Fresnel Lens – Solar Cooking will be happening at Suburban Stone Age

What do you do when you have a bum shoulder and can’t dig your pond? Why, you buy a death ray on eBay so you can melt glass and cook food, of course!

Let me explain…

A Fresnel lens is a thin plastic lens made of small concentric grooves on one side that focuses light like a magnifying glass. You’ve seen them around – they are those plastic sheets that are used to magnify text, and on a large scale are what’s in a lighthouse to create that beam of light.

When you use a Frenel lens to concentrate sunlight, you take the warm embrace of gentle sunshine and focus it into a face-melting, unholy death-ray. Seriously, if you do it right, that spot of light is strong enough to melt steel. Wow!

So naturally I HAD to have one.

Why? Well, to my mind, this Fresnel lens unlocks a whole wealth of possibilities using only the power of the sun. I can cook, disinfect water, start fires easily, and even go to new places such as metal cutting, welding, and making homemade obsidian. All from the benign power of the sun! Which, by the way, will still be available in the aftermath of a major earthquake.

And so enters a new Era of solar cooking and more at SSA. On the way are two Fresnel lenses, one spot and one linear, plus a parabolic mirror just for funsies.
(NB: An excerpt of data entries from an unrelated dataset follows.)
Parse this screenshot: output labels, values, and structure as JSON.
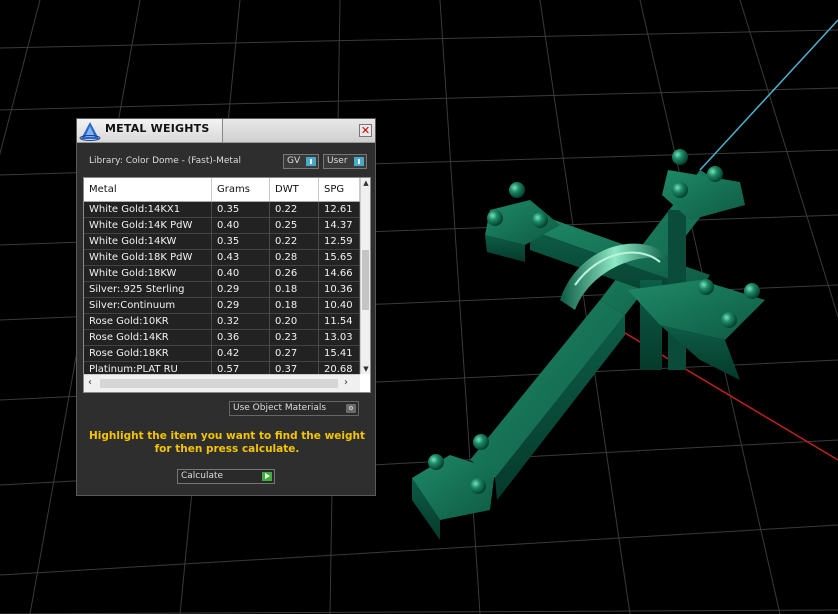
{
  "panel": {
    "title": "METAL WEIGHTS",
    "close_glyph": "✕",
    "library_label": "Library: Color Dome - (Fast)-Metal",
    "gv_toggle_label": "GV",
    "user_toggle_label": "User"
  },
  "table": {
    "columns": [
      "Metal",
      "Grams",
      "DWT",
      "SPG"
    ],
    "rows": [
      [
        "White Gold:14KX1",
        "0.35",
        "0.22",
        "12.61"
      ],
      [
        "White Gold:14K PdW",
        "0.40",
        "0.25",
        "14.37"
      ],
      [
        "White Gold:14KW",
        "0.35",
        "0.22",
        "12.59"
      ],
      [
        "White Gold:18K PdW",
        "0.43",
        "0.28",
        "15.65"
      ],
      [
        "White Gold:18KW",
        "0.40",
        "0.26",
        "14.66"
      ],
      [
        "Silver:.925 Sterling",
        "0.29",
        "0.18",
        "10.36"
      ],
      [
        "Silver:Continuum",
        "0.29",
        "0.18",
        "10.40"
      ],
      [
        "Rose Gold:10KR",
        "0.32",
        "0.20",
        "11.54"
      ],
      [
        "Rose Gold:14KR",
        "0.36",
        "0.23",
        "13.03"
      ],
      [
        "Rose Gold:18KR",
        "0.42",
        "0.27",
        "15.41"
      ],
      [
        "Platinum:PLAT RU",
        "0.57",
        "0.37",
        "20.68"
      ]
    ],
    "scroll_up": "▲",
    "scroll_down": "▼",
    "scroll_left": "‹",
    "scroll_right": "›"
  },
  "use_materials_label": "Use Object Materials",
  "instruction": "Highlight the item you want to find the weight for then press calculate.",
  "calculate_label": "Calculate",
  "colors": {
    "accent_yellow": "#f5c400",
    "toggle_blue": "#4aa8c8",
    "calculate_green": "#3fae3f",
    "model_green": "#1a7a5a",
    "background": "#000000"
  },
  "icons": {
    "title": "app-logo-icon",
    "close": "close-icon",
    "calculate": "play-arrow-icon"
  }
}
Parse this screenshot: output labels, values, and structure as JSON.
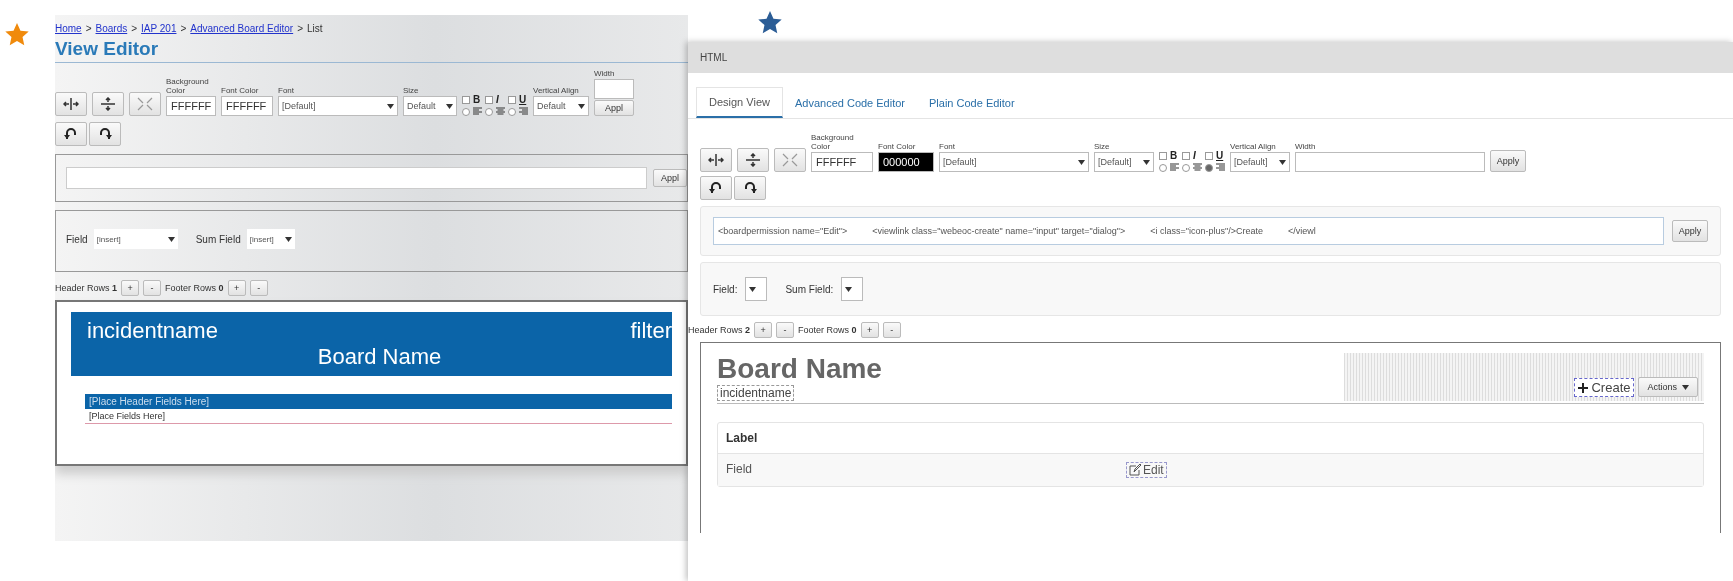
{
  "left_window": {
    "breadcrumb": {
      "separator": ">",
      "items": [
        {
          "label": "Home",
          "link": true
        },
        {
          "label": "Boards",
          "link": true
        },
        {
          "label": "IAP 201",
          "link": true
        },
        {
          "label": "Advanced Board Editor",
          "link": true
        },
        {
          "label": "List",
          "link": false
        }
      ]
    },
    "title": "View Editor",
    "toolbar": {
      "bg_label": "Background Color",
      "bg_value": "FFFFFF",
      "font_color_label": "Font Color",
      "font_color_value": "FFFFFF",
      "font_label": "Font",
      "font_value": "[Default]",
      "size_label": "Size",
      "size_value": "Default",
      "styles": [
        {
          "kind": "bold",
          "text": "B",
          "checked": false
        },
        {
          "kind": "italic",
          "text": "I",
          "checked": false
        },
        {
          "kind": "underline",
          "text": "U",
          "checked": false
        }
      ],
      "aligns": [
        {
          "selected": false
        },
        {
          "selected": false
        },
        {
          "selected": false
        }
      ],
      "valign_label": "Vertical Align",
      "valign_value": "Default",
      "width_label": "Width",
      "apply": "Appl"
    },
    "code": {
      "apply": "Appl"
    },
    "fields": {
      "field_label": "Field",
      "field_value": "[insert]",
      "sum_label": "Sum Field",
      "sum_value": "[insert]"
    },
    "rows": {
      "header_label": "Header Rows",
      "header_count": "1",
      "footer_label": "Footer Rows",
      "footer_count": "0",
      "plus": "+",
      "minus": "-"
    },
    "preview": {
      "incident": "incidentname",
      "filter": "filter",
      "board_name": "Board Name",
      "header_fields": "[Place Header Fields Here]",
      "fields": "[Place Fields Here]"
    }
  },
  "right_window": {
    "title": "HTML",
    "tabs": [
      {
        "label": "Design View",
        "selected": true
      },
      {
        "label": "Advanced Code Editor",
        "selected": false
      },
      {
        "label": "Plain Code Editor",
        "selected": false
      }
    ],
    "toolbar": {
      "bg_label": "Background Color",
      "bg_value": "FFFFFF",
      "font_color_label": "Font Color",
      "font_color_value": "000000",
      "font_label": "Font",
      "font_value": "[Default]",
      "size_label": "Size",
      "size_value": "[Default]",
      "styles": [
        {
          "kind": "bold",
          "text": "B",
          "checked": false
        },
        {
          "kind": "italic",
          "text": "I",
          "checked": false
        },
        {
          "kind": "underline",
          "text": "U",
          "checked": false
        }
      ],
      "aligns": [
        {
          "selected": false
        },
        {
          "selected": false
        },
        {
          "selected": true
        }
      ],
      "valign_label": "Vertical Align",
      "valign_value": "[Default]",
      "width_label": "Width",
      "apply": "Apply"
    },
    "code": {
      "value": "<boardpermission name=\"Edit\">          <viewlink class=\"webeoc-create\" name=\"input\" target=\"dialog\">          <i class=\"icon-plus\"/>Create          </viewl",
      "apply": "Apply"
    },
    "fields": {
      "field_label": "Field:",
      "sum_label": "Sum Field:"
    },
    "rows": {
      "header_label": "Header Rows",
      "header_count": "2",
      "footer_label": "Footer Rows",
      "footer_count": "0",
      "plus": "+",
      "minus": "-"
    },
    "preview": {
      "board_name": "Board Name",
      "incident": "incidentname",
      "create": "Create",
      "actions": "Actions",
      "table_header": "Label",
      "field": "Field",
      "edit": "Edit"
    }
  }
}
I’ll do my solar cooking and experimenting while my shoulder heals, then go back to finish digging my pond before spring.

(Side note – guess what the pond can also be? An emergency store of water for a disaster. Which I can distill into safe drinking water using the Fresnel lenses and only the sun. A beautiful thing, no?)

I’ll keep you posted!

Vegetable Garden: One Potato, Two Potato

Why Grow Potatoes?

Ahh, the beloved potato.  This starchy little turd-shaped tuber we all know and love is responsible for so much prosperity and sometimes misery.  Beginning in the ancient Andes region of South America and spreading to every corner of the modern world, the human-potato partnership has grown to blockbuster proportions over thousands of years.  And with good reason.  The potato is nutritious, is delicious, can be stored, and is easy to propagate.  Although it won’t be winning any beauty pageants (except for the purple and blue ones – they are AWESOME), just like so many things, its what’s on the inside that counts. Continue reading “Vegetable Garden: One Potato, Two Potato” »

There’s No Place Like Home: Bird Houses for Western Bluebirds

The Western Bluebird is a cavity nesting bird that has been in decline due to habitat loss.   They also eat insects, which is helpful in my organic gardening efforts.  Because Suburban Stone Age was once Western Bluebird habitat, I have devoted myself to restoring habitat to them by providing the one thing they need most: bird houses for nesting. Continue reading “There’s No Place Like Home: Bird Houses for Western Bluebirds” »

Thanksgiving : Top 5 Countdown

So Much to be Thankful for!

It has been almost two years since we began our adventures living a more sustainable life.  In that time, we’ve harvested $1793.49 in food from our backyard, collected and eaten 1402 eggs, managed to find something to do with 151 pounds of tomatoes, baked and devoured almost 200 loaves of bread, line dried 102 loads of laundry, and canned 57.5 quarts of food.  And boy are we tired!  With the holidays coming, it is time to take a step back, catch our breath, and reflect on what we have to be thankful for. Continue reading “Thanksgiving : Top 5 Countdown” »